Yoshitoshi Tsukioka was one of the leading figures in ukiyo-e during the Meiji era (1868-1912), and perhaps the greatest ukiyo-e artist among his contemporaries. Yoshitoshi’s style was dynamic and distinctive: he was known for experimentation in style and genre, as well as for his innovative works. No other artist had produced ghost prints or included a range of different subjects in a single series before he did.
The publishing of Yoshitoshi’s most popular, and possibly best, series 'One Hundred Aspects of the Moon' (Tsuki Hyakushi) commenced in 1885. Consisting of 100 prints, this series spanned a wide variety of subjects, such as warrior, animals, ghosts, natural phenomena, beauties and others. The artist’s early tendency for gore and horror was replaced by 100 images of lyricism, calm, spirituality and psychological depth.
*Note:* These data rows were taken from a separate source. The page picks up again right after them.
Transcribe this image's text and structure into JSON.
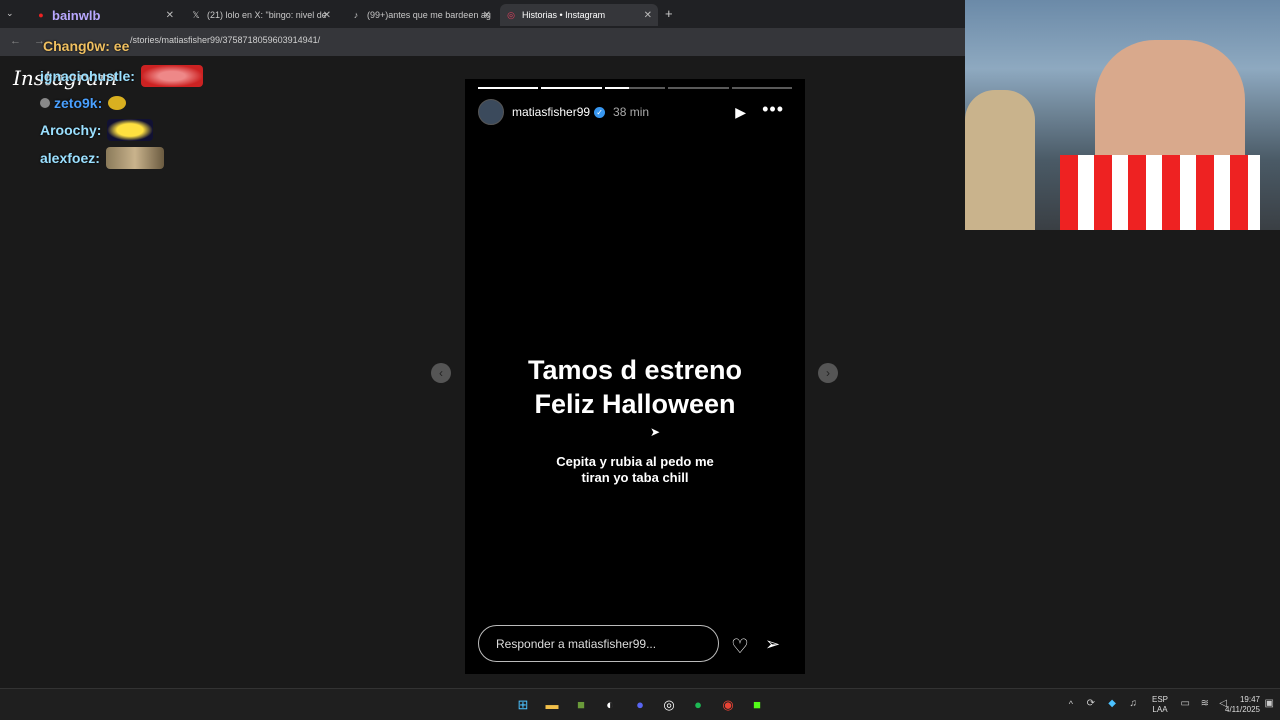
{
  "browser": {
    "tabs": [
      {
        "label": "bainwlb",
        "icon": "stream-icon",
        "active": false
      },
      {
        "label": "(21) lolo en X: \"bingo: nivel de",
        "icon": "x-logo-icon",
        "active": false
      },
      {
        "label": "(99+)antes que me bardeen ag",
        "icon": "tiktok-icon",
        "active": false
      },
      {
        "label": "Historias • Instagram",
        "icon": "instagram-icon",
        "active": true
      }
    ],
    "url": "/stories/matiasfisher99/3758718059603914941/"
  },
  "sidebar": {
    "logo": "Instagram",
    "chat": [
      {
        "user": "Chang0w: ee",
        "color": "#f0c060"
      },
      {
        "user": "ignaciohustle:",
        "color": "#9be0ff"
      },
      {
        "user": "zeto9k:",
        "color": "#4aa0ff"
      },
      {
        "user": "Aroochy:",
        "color": "#9be0ff"
      },
      {
        "user": "alexfoez:",
        "color": "#9be0ff"
      }
    ]
  },
  "story": {
    "username": "matiasfisher99",
    "time": "38 min",
    "headline_line1": "Tamos d estreno",
    "headline_line2": "Feliz Halloween",
    "sub_line1": "Cepita y rubia al pedo me",
    "sub_line2": "tiran yo taba chill",
    "reply_placeholder": "Responder a matiasfisher99...",
    "progress": [
      1,
      1,
      0.4,
      0,
      0
    ]
  },
  "taskbar": {
    "lang1": "ESP",
    "lang2": "LAA",
    "time": "19:47",
    "date": "4/11/2025",
    "icons": [
      "windows-start-icon",
      "file-explorer-icon",
      "minecraft-icon",
      "steam-icon",
      "discord-icon",
      "obs-icon",
      "spotify-icon",
      "chrome-icon",
      "kick-icon"
    ]
  },
  "colors": {
    "accent": "#3897f0",
    "background": "#1a1a1a"
  }
}
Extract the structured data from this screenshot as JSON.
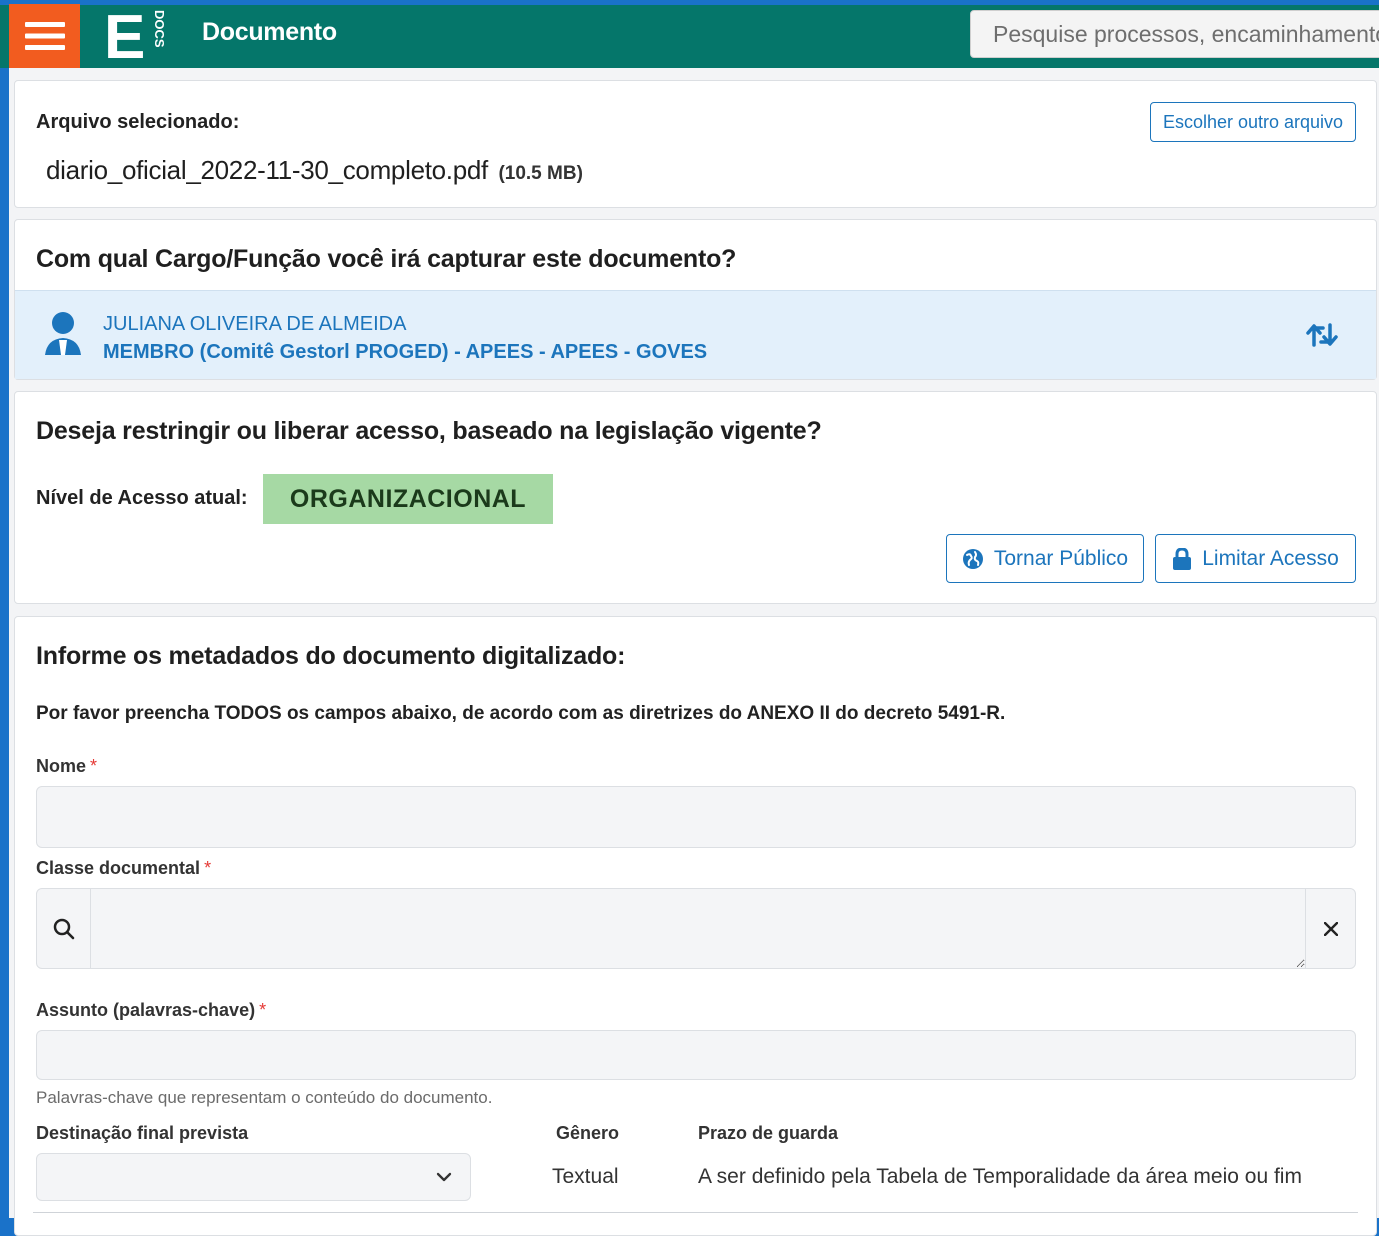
{
  "header": {
    "title": "Documento",
    "search_placeholder": "Pesquise processos, encaminhamentos",
    "logo_letter": "E",
    "logo_sub": "DOCS"
  },
  "file": {
    "label": "Arquivo selecionado:",
    "name": "diario_oficial_2022-11-30_completo.pdf",
    "size": "(10.5 MB)",
    "change_button": "Escolher outro arquivo"
  },
  "role": {
    "question": "Com qual Cargo/Função você irá capturar este documento?",
    "person": "JULIANA OLIVEIRA DE ALMEIDA",
    "position": "MEMBRO (Comitê Gestorl PROGED) - APEES - APEES - GOVES"
  },
  "access": {
    "question": "Deseja restringir ou liberar acesso, baseado na legislação vigente?",
    "level_label": "Nível de Acesso atual:",
    "level_value": "ORGANIZACIONAL",
    "public_button": "Tornar Público",
    "limit_button": "Limitar Acesso"
  },
  "metadata": {
    "title": "Informe os metadados do documento digitalizado:",
    "instructions": "Por favor preencha TODOS os campos abaixo, de acordo com as diretrizes do ANEXO II do decreto 5491-R.",
    "required_mark": "*",
    "fields": {
      "nome_label": "Nome",
      "classe_label": "Classe documental",
      "assunto_label": "Assunto (palavras-chave)",
      "assunto_help": "Palavras-chave que representam o conteúdo do documento.",
      "destinacao_label": "Destinação final prevista",
      "genero_label": "Gênero",
      "genero_value": "Textual",
      "prazo_label": "Prazo de guarda",
      "prazo_value": "A ser definido pela Tabela de Temporalidade da área meio ou fim"
    }
  },
  "colors": {
    "header_bg": "#05766a",
    "menu_bg": "#f25c1f",
    "accent": "#1c75bc",
    "badge_bg": "#a6d9a4",
    "role_bg": "#e3f0fb"
  }
}
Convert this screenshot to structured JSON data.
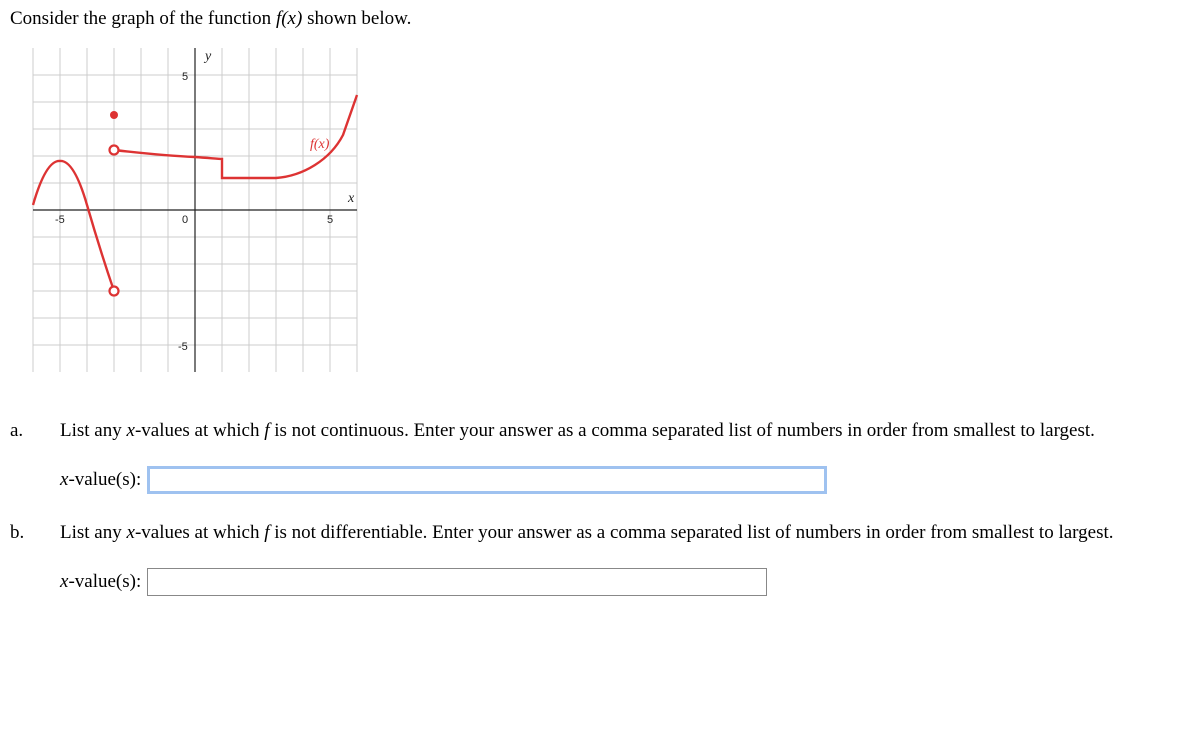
{
  "intro": {
    "prefix": "Consider the graph of the function ",
    "func": "f(x)",
    "suffix": " shown below."
  },
  "graph": {
    "axis_y_label": "y",
    "axis_x_label": "x",
    "curve_label": "f(x)",
    "ticks": {
      "neg5": "-5",
      "zero": "0",
      "pos5": "5",
      "y_pos5": "5",
      "y_neg5": "-5"
    }
  },
  "part_a": {
    "label": "a.",
    "text_before": "List any ",
    "var": "x",
    "text_mid": "-values at which ",
    "func": "f",
    "text_after": " is not continuous. Enter your answer as a comma separated list of numbers in order from smallest to largest.",
    "input_label_var": "x",
    "input_label_rest": "-value(s):",
    "value": ""
  },
  "part_b": {
    "label": "b.",
    "text_before": "List any ",
    "var": "x",
    "text_mid": "-values at which ",
    "func": "f",
    "text_after": " is not differentiable. Enter your answer as a comma separated list of numbers in order from smallest to largest.",
    "input_label_var": "x",
    "input_label_rest": "-value(s):",
    "value": ""
  },
  "chart_data": {
    "type": "line",
    "title": "",
    "xlabel": "x",
    "ylabel": "y",
    "xlim": [
      -6,
      6
    ],
    "ylim": [
      -6,
      6
    ],
    "series": [
      {
        "name": "f(x) left segment",
        "x": [
          -6,
          -5.5,
          -5,
          -4.5,
          -4,
          -3.5,
          -3
        ],
        "y": [
          0.2,
          1.0,
          1.8,
          1.0,
          0.2,
          -1.5,
          -3
        ]
      },
      {
        "name": "f(x) right segment",
        "x": [
          -3,
          -2,
          -1,
          0,
          1,
          1,
          2,
          3,
          4,
          5,
          5.5,
          6
        ],
        "y": [
          2.2,
          2.1,
          2.0,
          1.95,
          1.9,
          1.2,
          1.2,
          1.2,
          1.3,
          1.9,
          2.8,
          4.5
        ]
      }
    ],
    "points": [
      {
        "x": -3,
        "y": -3,
        "type": "open"
      },
      {
        "x": -3,
        "y": 2.2,
        "type": "open"
      },
      {
        "x": -3,
        "y": 3.5,
        "type": "closed"
      }
    ],
    "annotations": [
      {
        "text": "f(x)",
        "x": 4.7,
        "y": 2.4
      }
    ]
  }
}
This series also seemed to mark Yoshitoshi’s artistic independence and departure from a traditional ukiyo-e style. 'Thirty-two Aspects of Customs and Manners' (Fuzoku Sanju Ni So) is the series, in which Yoshitoshi’s new style, as seen in 'One Hundred Aspects', was successfully blended with the traditional ukiyo-e style. The series was published in 1888 and portrays different women. In 1889 another great series, called 'New Forms of Thirty-six Ghosts' (Shinkei Sanju Rokkai) started to be published. In this series, images of apparitions, mostly based on folklore and plays, were depicted powerfully, imaginatively and very beautifully. This was, perhaps, a catharsis for the artist who claimed to have seen ghosts and strongly believed in supernatural beings.